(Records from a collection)
⟨

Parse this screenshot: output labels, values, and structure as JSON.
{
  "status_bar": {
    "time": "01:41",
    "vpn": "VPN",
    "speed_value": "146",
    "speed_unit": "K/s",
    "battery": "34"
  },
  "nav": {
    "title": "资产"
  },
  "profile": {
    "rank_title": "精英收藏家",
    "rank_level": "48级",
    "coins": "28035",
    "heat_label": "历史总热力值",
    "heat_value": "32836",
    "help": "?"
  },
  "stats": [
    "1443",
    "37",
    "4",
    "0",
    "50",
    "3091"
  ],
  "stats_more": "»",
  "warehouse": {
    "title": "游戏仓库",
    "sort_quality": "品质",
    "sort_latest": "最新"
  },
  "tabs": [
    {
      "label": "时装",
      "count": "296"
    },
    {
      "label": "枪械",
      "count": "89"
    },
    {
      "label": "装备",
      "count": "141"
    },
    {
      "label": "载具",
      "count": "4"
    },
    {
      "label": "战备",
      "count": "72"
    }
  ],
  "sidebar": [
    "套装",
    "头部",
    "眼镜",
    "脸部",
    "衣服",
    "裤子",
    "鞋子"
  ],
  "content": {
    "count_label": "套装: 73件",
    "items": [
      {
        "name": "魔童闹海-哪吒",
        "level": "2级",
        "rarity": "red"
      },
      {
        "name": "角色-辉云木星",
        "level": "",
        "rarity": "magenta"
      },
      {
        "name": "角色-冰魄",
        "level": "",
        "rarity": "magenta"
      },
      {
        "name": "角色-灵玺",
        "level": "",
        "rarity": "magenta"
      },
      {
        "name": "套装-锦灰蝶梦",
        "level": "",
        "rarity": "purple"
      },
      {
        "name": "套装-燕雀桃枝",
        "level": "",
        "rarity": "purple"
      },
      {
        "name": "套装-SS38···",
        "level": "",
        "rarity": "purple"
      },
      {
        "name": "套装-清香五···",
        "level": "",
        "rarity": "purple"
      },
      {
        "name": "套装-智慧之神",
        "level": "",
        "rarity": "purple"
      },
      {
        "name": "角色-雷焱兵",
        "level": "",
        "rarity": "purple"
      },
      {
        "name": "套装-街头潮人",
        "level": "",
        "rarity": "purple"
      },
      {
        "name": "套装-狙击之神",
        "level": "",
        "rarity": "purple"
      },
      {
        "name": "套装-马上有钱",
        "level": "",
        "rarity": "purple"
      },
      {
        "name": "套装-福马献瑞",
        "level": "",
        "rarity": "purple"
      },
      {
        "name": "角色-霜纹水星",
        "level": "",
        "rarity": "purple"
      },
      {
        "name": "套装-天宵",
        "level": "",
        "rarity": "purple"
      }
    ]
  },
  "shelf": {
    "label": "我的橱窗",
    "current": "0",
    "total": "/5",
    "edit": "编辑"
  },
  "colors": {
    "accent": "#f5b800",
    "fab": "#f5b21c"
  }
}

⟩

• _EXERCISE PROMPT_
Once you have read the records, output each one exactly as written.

• _OUTPUT FOR THIS EXERCISE_
Parse this screenshot: output labels, values, and structure as JSON.
{
  "status_bar": {
    "time": "01:41",
    "vpn": "VPN",
    "speed_value": "146",
    "speed_unit": "K/s",
    "battery": "34"
  },
  "nav": {
    "title": "资产"
  },
  "profile": {
    "rank_title": "精英收藏家",
    "rank_level": "48级",
    "coins": "28035",
    "heat_label": "历史总热力值",
    "heat_value": "32836",
    "help": "?"
  },
  "stats": [
    "1443",
    "37",
    "4",
    "0",
    "50",
    "3091"
  ],
  "stats_more": "»",
  "warehouse": {
    "title": "游戏仓库",
    "sort_quality": "品质",
    "sort_latest": "最新"
  },
  "tabs": [
    {
      "label": "时装",
      "count": "296"
    },
    {
      "label": "枪械",
      "count": "89"
    },
    {
      "label": "装备",
      "count": "141"
    },
    {
      "label": "载具",
      "count": "4"
    },
    {
      "label": "战备",
      "count": "72"
    }
  ],
  "sidebar": [
    "套装",
    "头部",
    "眼镜",
    "脸部",
    "衣服",
    "裤子",
    "鞋子"
  ],
  "content": {
    "count_label": "套装: 73件",
    "items": [
      {
        "name": "魔童闹海-哪吒",
        "level": "2级",
        "rarity": "red"
      },
      {
        "name": "角色-辉云木星",
        "level": "",
        "rarity": "magenta"
      },
      {
        "name": "角色-冰魄",
        "level": "",
        "rarity": "magenta"
      },
      {
        "name": "角色-灵玺",
        "level": "",
        "rarity": "magenta"
      },
      {
        "name": "套装-锦灰蝶梦",
        "level": "",
        "rarity": "purple"
      },
      {
        "name": "套装-燕雀桃枝",
        "level": "",
        "rarity": "purple"
      },
      {
        "name": "套装-SS38···",
        "level": "",
        "rarity": "purple"
      },
      {
        "name": "套装-清香五···",
        "level": "",
        "rarity": "purple"
      },
      {
        "name": "套装-智慧之神",
        "level": "",
        "rarity": "purple"
      },
      {
        "name": "角色-雷焱兵",
        "level": "",
        "rarity": "purple"
      },
      {
        "name": "套装-街头潮人",
        "level": "",
        "rarity": "purple"
      },
      {
        "name": "套装-狙击之神",
        "level": "",
        "rarity": "purple"
      },
      {
        "name": "套装-马上有钱",
        "level": "",
        "rarity": "purple"
      },
      {
        "name": "套装-福马献瑞",
        "level": "",
        "rarity": "purple"
      },
      {
        "name": "角色-霜纹水星",
        "level": "",
        "rarity": "purple"
      },
      {
        "name": "套装-天宵",
        "level": "",
        "rarity": "purple"
      }
    ]
  },
  "shelf": {
    "label": "我的橱窗",
    "current": "0",
    "total": "/5",
    "edit": "编辑"
  },
  "colors": {
    "accent": "#f5b800",
    "fab": "#f5b21c"
  }
}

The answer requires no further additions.